European drug regulators have approved Eli Lilly and Boehringer Ingelheim’s new Type 2 diabetes drug epagliflozin, which will be marketed under the brand name Jardiance.
The once-daily tablet is designed to reduce blood sugar levels by blocking glucose reabsorption in the kidneys and remove excess glucose through the urine. Unlike other diabetes treatments, Jardiance does not rely on a patient’s insulin levels in order to be effective.
Jardiance is in a class of Type 2 diabetes drugs known as sodium glucose co-transporter 2 (SGLT-2) inhibitors. Other drugs in this class include Canagliflozin, which was the first in the class to be approved in the United States, and Dapagliflozin, which was rejected by the U.S. Food and Drug Administration (FDA) but approved in Europe.
In March, the FDA rejected Jardiance, saying Boehringer Ingelheim must first fix deficiencies at one of its manufacturing plants.

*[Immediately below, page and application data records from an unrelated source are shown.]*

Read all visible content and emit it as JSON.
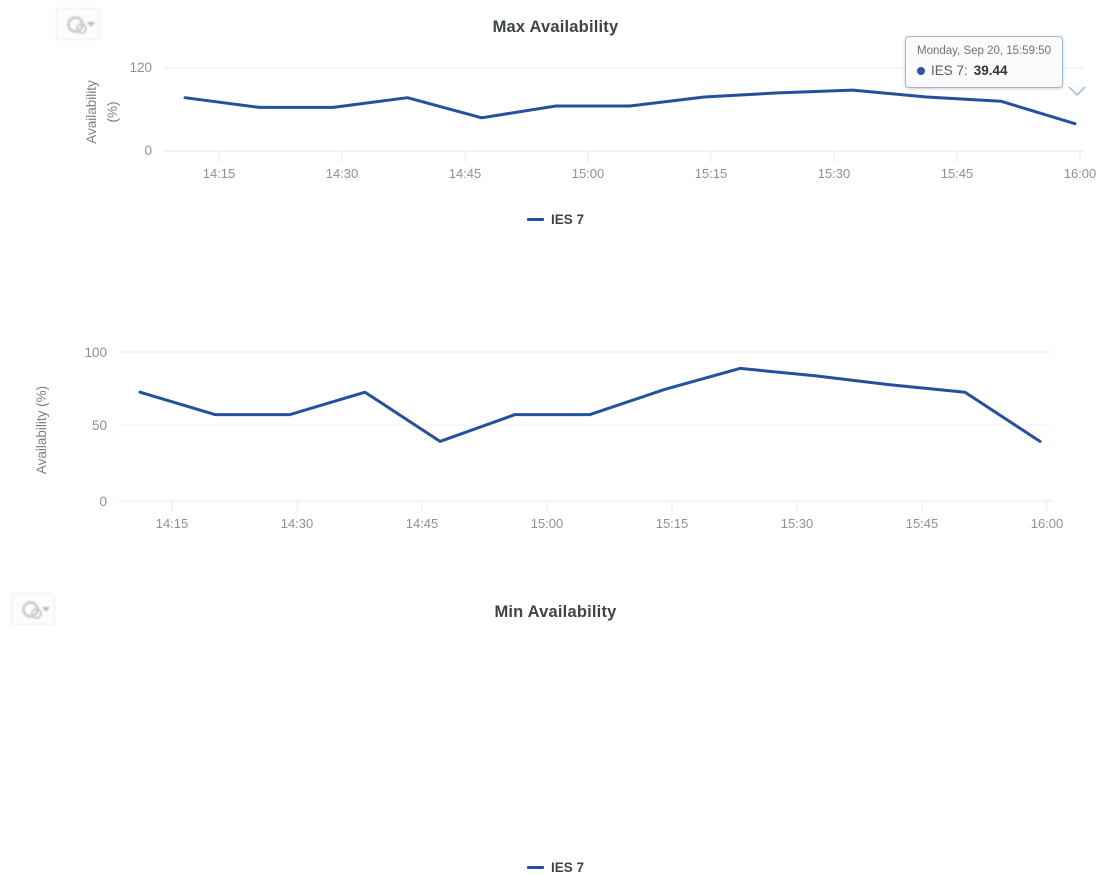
{
  "panels": [
    {
      "id": "max",
      "title": "Max Availability",
      "settings_icon": "cogs-icon",
      "caret_icon": "chevron-down-icon",
      "legend": {
        "label": "IES 7",
        "color": "#24519c"
      }
    },
    {
      "id": "min",
      "title": "Min Availability",
      "settings_icon": "cogs-icon",
      "caret_icon": "chevron-down-icon",
      "legend": {
        "label": "IES 7",
        "color": "#24519c"
      }
    }
  ],
  "tooltip": {
    "timestamp": "Monday, Sep 20, 15:59:50",
    "series_label": "IES 7:",
    "value": "39.44",
    "marker_color": "#2b57a6"
  },
  "chart_data": [
    {
      "type": "line",
      "title": "Max Availability",
      "xlabel": "",
      "ylabel": "Availability (%)",
      "ylabel_lines": [
        "Availability",
        "(%)"
      ],
      "ylim": [
        0,
        120
      ],
      "yticks": [
        0,
        120
      ],
      "ytick_labels": [
        "0",
        "120"
      ],
      "grid": true,
      "legend_position": "bottom",
      "xlim": [
        "14:05",
        "16:00"
      ],
      "xtick_labels": [
        "14:15",
        "14:30",
        "14:45",
        "15:00",
        "15:15",
        "15:30",
        "15:45",
        "16:00"
      ],
      "series": [
        {
          "name": "IES 7",
          "color": "#24519c",
          "x": [
            "14:05",
            "14:20",
            "14:30",
            "14:40",
            "14:50",
            "15:00",
            "15:10",
            "15:20",
            "15:30",
            "15:35",
            "15:45",
            "15:50",
            "16:00"
          ],
          "values": [
            77,
            63,
            63,
            77,
            48,
            65,
            65,
            78,
            84,
            88,
            78,
            72,
            39.44
          ]
        }
      ],
      "annotations": [
        {
          "kind": "tooltip",
          "x": "16:00",
          "y": 39.44,
          "timestamp": "Monday, Sep 20, 15:59:50",
          "series": "IES 7",
          "value": 39.44
        }
      ]
    },
    {
      "type": "line",
      "title": "Min Availability",
      "xlabel": "",
      "ylabel": "Availability (%)",
      "ylabel_lines": [
        "Availability (%)"
      ],
      "ylim": [
        0,
        100
      ],
      "yticks": [
        0,
        50,
        100
      ],
      "ytick_labels": [
        "0",
        "50",
        "100"
      ],
      "grid": true,
      "legend_position": "bottom",
      "xlim": [
        "14:05",
        "16:00"
      ],
      "xtick_labels": [
        "14:15",
        "14:30",
        "14:45",
        "15:00",
        "15:15",
        "15:30",
        "15:45",
        "16:00"
      ],
      "series": [
        {
          "name": "IES 7",
          "color": "#24519c",
          "x": [
            "14:05",
            "14:20",
            "14:30",
            "14:40",
            "14:50",
            "15:00",
            "15:10",
            "15:20",
            "15:30",
            "15:35",
            "15:45",
            "15:50",
            "16:00"
          ],
          "values": [
            73,
            58,
            58,
            73,
            40,
            58,
            58,
            75,
            89,
            84,
            78,
            73,
            40
          ]
        }
      ],
      "annotations": []
    }
  ]
}
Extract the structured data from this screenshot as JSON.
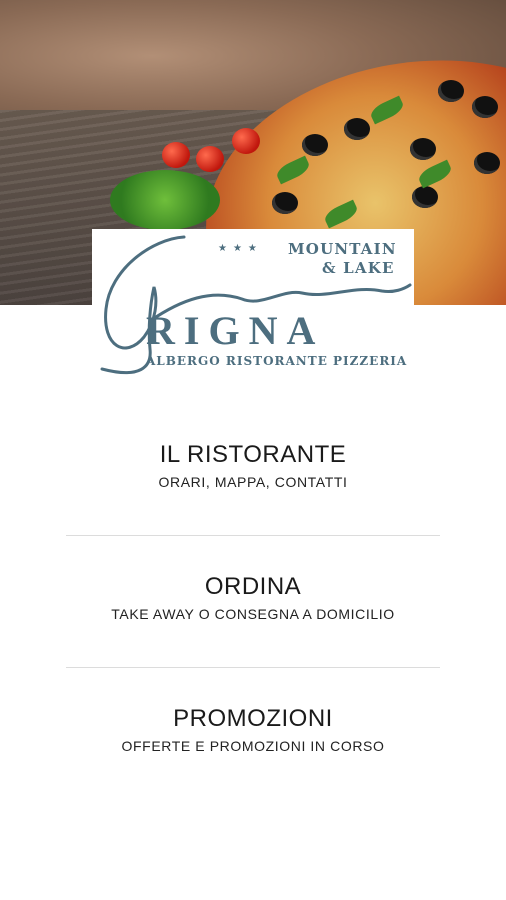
{
  "logo": {
    "stars": "★★★",
    "line1": "MOUNTAIN",
    "line2": "& LAKE",
    "name": "RIGNA",
    "tagline": "ALBERGO RISTORANTE PIZZERIA"
  },
  "menu": {
    "items": [
      {
        "title": "IL RISTORANTE",
        "subtitle": "ORARI, MAPPA, CONTATTI"
      },
      {
        "title": "ORDINA",
        "subtitle": "TAKE AWAY O CONSEGNA A DOMICILIO"
      },
      {
        "title": "PROMOZIONI",
        "subtitle": "OFFERTE E PROMOZIONI IN CORSO"
      }
    ]
  },
  "colors": {
    "brand": "#4d6e7f",
    "background": "#ffffff",
    "text": "#1a1a1a",
    "divider": "#dcdcdc"
  }
}
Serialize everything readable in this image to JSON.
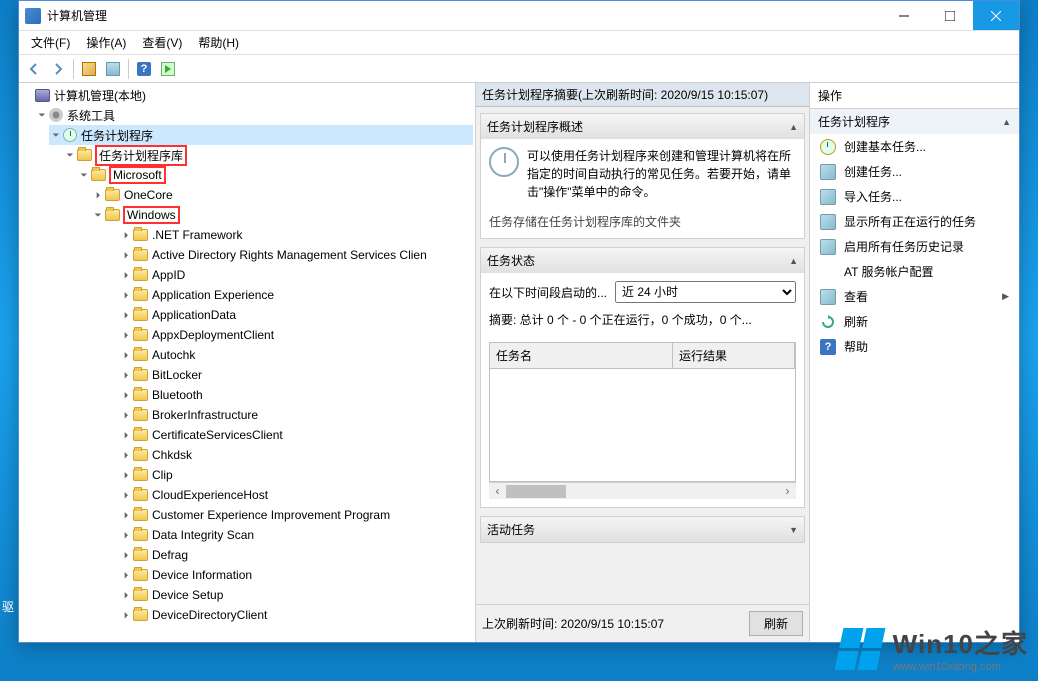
{
  "title": "计算机管理",
  "menubar": [
    "文件(F)",
    "操作(A)",
    "查看(V)",
    "帮助(H)"
  ],
  "tree": {
    "root": "计算机管理(本地)",
    "systools": "系统工具",
    "scheduler": "任务计划程序",
    "library": "任务计划程序库",
    "microsoft": "Microsoft",
    "onecore": "OneCore",
    "windows": "Windows",
    "items": [
      ".NET Framework",
      "Active Directory Rights Management Services Clien",
      "AppID",
      "Application Experience",
      "ApplicationData",
      "AppxDeploymentClient",
      "Autochk",
      "BitLocker",
      "Bluetooth",
      "BrokerInfrastructure",
      "CertificateServicesClient",
      "Chkdsk",
      "Clip",
      "CloudExperienceHost",
      "Customer Experience Improvement Program",
      "Data Integrity Scan",
      "Defrag",
      "Device Information",
      "Device Setup",
      "DeviceDirectoryClient"
    ]
  },
  "mid": {
    "headerPrefix": "任务计划程序摘要(上次刷新时间: ",
    "headerTime": "2020/9/15 10:15:07",
    "headerSuffix": ")",
    "overviewTitle": "任务计划程序概述",
    "overviewText": "可以使用任务计划程序来创建和管理计算机将在所指定的时间自动执行的常见任务。若要开始，请单击\"操作\"菜单中的命令。",
    "overviewText2": "任务存储在任务计划程序库的文件夹",
    "statusTitle": "任务状态",
    "statusLabel": "在以下时间段启动的...",
    "statusOptions": [
      "近 24 小时"
    ],
    "summary": "摘要: 总计 0 个 - 0 个正在运行，0 个成功，0 个...",
    "tableCol1": "任务名",
    "tableCol2": "运行结果",
    "activeTasksTitle": "活动任务",
    "footerLabel": "上次刷新时间: 2020/9/15 10:15:07",
    "refreshBtn": "刷新"
  },
  "actions": {
    "paneTitle": "操作",
    "groupTitle": "任务计划程序",
    "items": [
      "创建基本任务...",
      "创建任务...",
      "导入任务...",
      "显示所有正在运行的任务",
      "启用所有任务历史记录",
      "AT 服务帐户配置",
      "查看",
      "刷新",
      "帮助"
    ]
  },
  "watermark": {
    "brand": "Win10之家",
    "url": "www.win10xitong.com"
  },
  "desktop": {
    "driverLabel": "驱"
  }
}
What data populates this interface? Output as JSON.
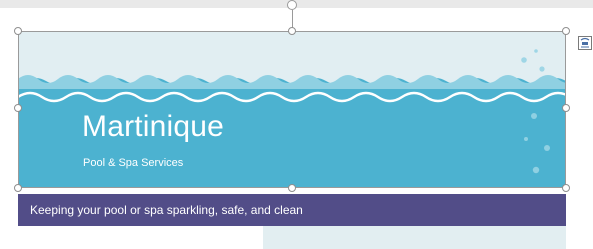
{
  "banner": {
    "title": "Martinique",
    "subtitle": "Pool & Spa Services",
    "colors": {
      "water": "#4cb2d0",
      "water_light": "#7cc9de",
      "sky": "#e1eef2",
      "bubble": "#9fd6e6"
    }
  },
  "tagline": {
    "text": "Keeping your pool or spa sparkling, safe, and clean",
    "background": "#524d88"
  },
  "layout_options": {
    "icon": "layout-options-icon"
  },
  "rotate_handle": {
    "icon": "rotate-handle-icon"
  }
}
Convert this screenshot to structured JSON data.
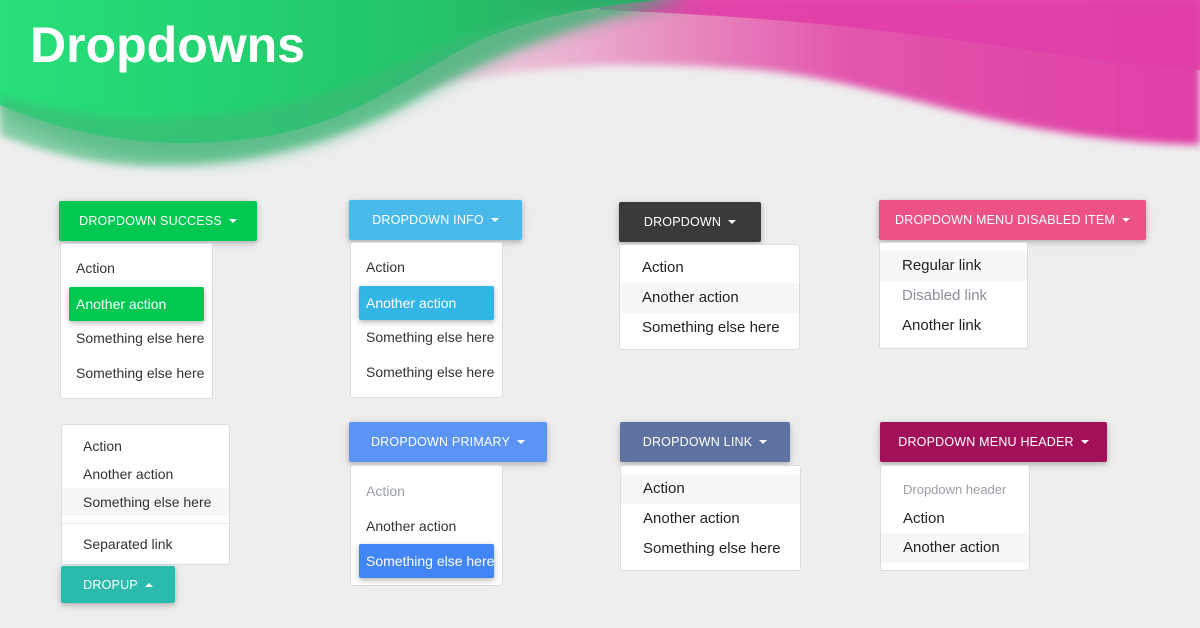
{
  "title": "Dropdowns",
  "colors": {
    "success": "#00c851",
    "info": "#48b9e8",
    "dark": "#3a3a3a",
    "pink": "#ec5286",
    "teal": "#2bbbad",
    "primary": "#5a95f5",
    "primary_active": "#4285f4",
    "link": "#5d72a0",
    "header_btn": "#a2105a",
    "info_active": "#33b5e5"
  },
  "dropdowns": [
    {
      "button": "Dropdown Success",
      "items": [
        "Action",
        "Another action",
        "Something else here",
        "Something else here"
      ],
      "active_index": 1
    },
    {
      "button": "Dropdown Info",
      "items": [
        "Action",
        "Another action",
        "Something else here",
        "Something else here"
      ],
      "active_index": 1
    },
    {
      "button": "Dropdown",
      "items": [
        "Action",
        "Another action",
        "Something else here"
      ],
      "hover_index": 1
    },
    {
      "button": "Dropdown Menu Disabled Item",
      "items": [
        "Regular link",
        "Disabled link",
        "Another link"
      ],
      "hover_index": 0,
      "disabled_index": 1
    },
    {
      "button": "Dropup",
      "items": [
        "Action",
        "Another action",
        "Something else here"
      ],
      "separated_item": "Separated link",
      "hover_index": 2
    },
    {
      "button": "Dropdown Primary",
      "items": [
        "Action",
        "Another action",
        "Something else here"
      ],
      "disabled_index": 0,
      "active_index": 2
    },
    {
      "button": "Dropdown Link",
      "items": [
        "Action",
        "Another action",
        "Something else here"
      ],
      "hover_index": 0
    },
    {
      "button": "Dropdown Menu Header",
      "header": "Dropdown header",
      "items": [
        "Action",
        "Another action"
      ],
      "hover_index": 1
    }
  ]
}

Earlier this month, AdverseEvents (AE), a company that analyzes post-market side effects data, warned that newer type 2 diabetes drugs, including SGLT-2 inhibitors, as well as GLP-1 agonists and DPP-4 inhibitors, were associated with serious side effects including increased cancer and infection risks. While SGLT-2 drugs are still too new for the group to establish adverse event trends, the drugs were linked to urinary tract infections, which raised bladder cancer risks.
GLP-1 and DPP-4 drugs, such as Byetta and Januvia, were linked to a painful inflammation of the pancreas known as acute pancreatitis and pancreatic cancer.